Surrogates cannot be paid for commercial purposes however, a surrogate can be paid reasonable expenses which is determined on a case by case basis.

If you’ve already taken expert legal advice and have decided that surrogacy is the right route for you in order to grow your family, it’s important that you carefully consider who your surrogate might be. Some people ask a family member or friend to be a surrogate, and some choose to find a surrogate through an agency or organisation. Fertility clinics are not legally allowed to find a surrogate for you.

It’s a good idea to draw up a surrogacy agreement as early in the process as possible so that everyone is clear about what to expect and how the arrangement will work for all involved. The surrogate should sign this agreement before you proceed with conception.

The commissioning parents will not know the identity of an unknown donor unlike a known donor. In the UK an unknown donor can only be used through a UK licensed clinic. Likewise, an unknown donor will not know the identity of the mother or any child conceived but can request confirmation of the number of children born as a result of their donation, the children’s genders and the years of birth.

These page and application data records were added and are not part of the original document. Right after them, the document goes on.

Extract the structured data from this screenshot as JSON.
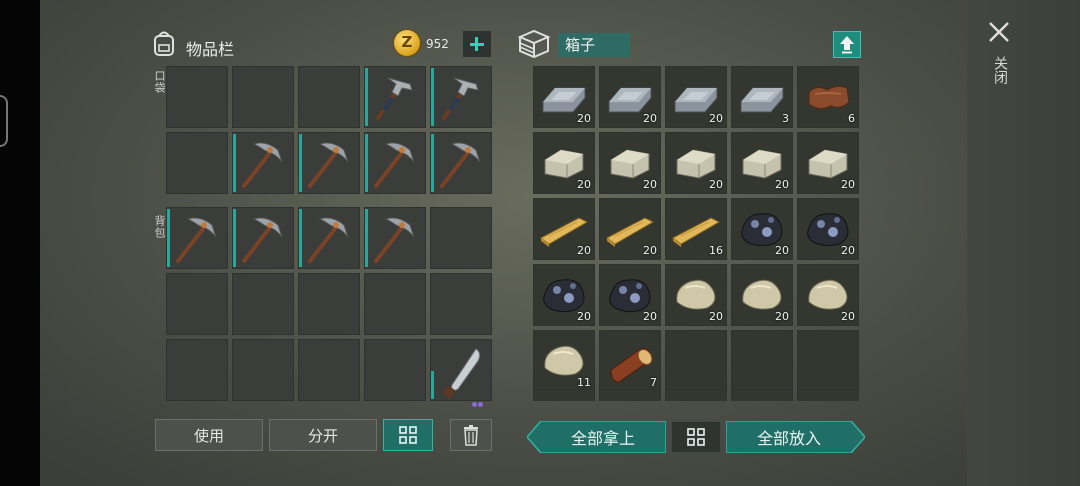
{
  "inventory": {
    "title": "物品栏",
    "coins": "952",
    "section_pocket": "口袋",
    "section_backpack": "背包",
    "pocket_slots": [
      {
        "item": "",
        "qty": ""
      },
      {
        "item": "",
        "qty": ""
      },
      {
        "item": "",
        "qty": ""
      },
      {
        "item": "hammer-icon",
        "qty": ""
      },
      {
        "item": "hammer-icon",
        "qty": ""
      },
      {
        "item": "",
        "qty": ""
      },
      {
        "item": "pickaxe-icon",
        "qty": ""
      },
      {
        "item": "pickaxe-icon",
        "qty": ""
      },
      {
        "item": "pickaxe-icon",
        "qty": ""
      },
      {
        "item": "pickaxe-icon",
        "qty": ""
      }
    ],
    "backpack_slots": [
      {
        "item": "pickaxe-icon",
        "qty": ""
      },
      {
        "item": "pickaxe-icon",
        "qty": ""
      },
      {
        "item": "pickaxe-icon",
        "qty": ""
      },
      {
        "item": "pickaxe-icon",
        "qty": ""
      },
      {
        "item": "",
        "qty": ""
      },
      {
        "item": "",
        "qty": ""
      },
      {
        "item": "",
        "qty": ""
      },
      {
        "item": "",
        "qty": ""
      },
      {
        "item": "",
        "qty": ""
      },
      {
        "item": "",
        "qty": ""
      },
      {
        "item": "",
        "qty": ""
      },
      {
        "item": "",
        "qty": ""
      },
      {
        "item": "",
        "qty": ""
      },
      {
        "item": "",
        "qty": ""
      },
      {
        "item": "machete-icon",
        "qty": ""
      }
    ],
    "use_label": "使用",
    "split_label": "分开"
  },
  "chest": {
    "title": "箱子",
    "slots": [
      {
        "item": "iron-ingot-icon",
        "qty": "20"
      },
      {
        "item": "iron-ingot-icon",
        "qty": "20"
      },
      {
        "item": "iron-ingot-icon",
        "qty": "20"
      },
      {
        "item": "iron-ingot-icon",
        "qty": "3"
      },
      {
        "item": "leather-icon",
        "qty": "6"
      },
      {
        "item": "stone-block-icon",
        "qty": "20"
      },
      {
        "item": "stone-block-icon",
        "qty": "20"
      },
      {
        "item": "stone-block-icon",
        "qty": "20"
      },
      {
        "item": "stone-block-icon",
        "qty": "20"
      },
      {
        "item": "stone-block-icon",
        "qty": "20"
      },
      {
        "item": "wood-plank-icon",
        "qty": "20"
      },
      {
        "item": "wood-plank-icon",
        "qty": "20"
      },
      {
        "item": "wood-plank-icon",
        "qty": "16"
      },
      {
        "item": "coal-ore-icon",
        "qty": "20"
      },
      {
        "item": "coal-ore-icon",
        "qty": "20"
      },
      {
        "item": "coal-ore-icon",
        "qty": "20"
      },
      {
        "item": "coal-ore-icon",
        "qty": "20"
      },
      {
        "item": "stone-icon",
        "qty": "20"
      },
      {
        "item": "stone-icon",
        "qty": "20"
      },
      {
        "item": "stone-icon",
        "qty": "20"
      },
      {
        "item": "stone-icon",
        "qty": "11"
      },
      {
        "item": "log-icon",
        "qty": "7"
      },
      {
        "item": "",
        "qty": ""
      },
      {
        "item": "",
        "qty": ""
      },
      {
        "item": "",
        "qty": ""
      }
    ],
    "take_all_label": "全部拿上",
    "put_all_label": "全部放入"
  },
  "close_label": "关闭",
  "colors": {
    "accent": "#2fb5a6",
    "panel": "#3a3d39"
  }
}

An unknown donor will remain anonymous until the child turns 16 after which they can request non-identifying information. Once a child turns 18 they can then request identifying information about the donor however, donations before 1 April 2005 were anonymous therefore any information before this date will only be available if the donors have agreed to remove their anonymity.

This will depend on the relationship between you and your partner and whether the donation was carried out in a UK licensed clinic. If the donation is carried out in a UK licensed clinic then the donor will not be the child’s legal parent and the mother can agree for her partner to be the other legal parent, regardless of whether they are married or in a civil partnership. If the donation takes place outside of a UK licensed clinic then the partner must be married or in a civil partnership with the mother in order to be considered the child’s legal parent.

A donor agreement may be drawn up and entered into by the commissioning parents and the donor before, during and even after the child is born. It sets out all the parties’ intentions and expectations and can include issues such as the financial obligations towards the child, the donor’s relationship with the child and how the child will be brought up.

Donor agreements are not legally binding in the UK. A donor agreement is however useful to ensure that all the parties involved understand the practicalities of the arrangement. This can help avoid any misunderstandings, oversights and disappointment at a later date. Although donor agreements are not legally binding, the courts can still consider them in relation to any disagreements in the future to take into account the parties’ intentions.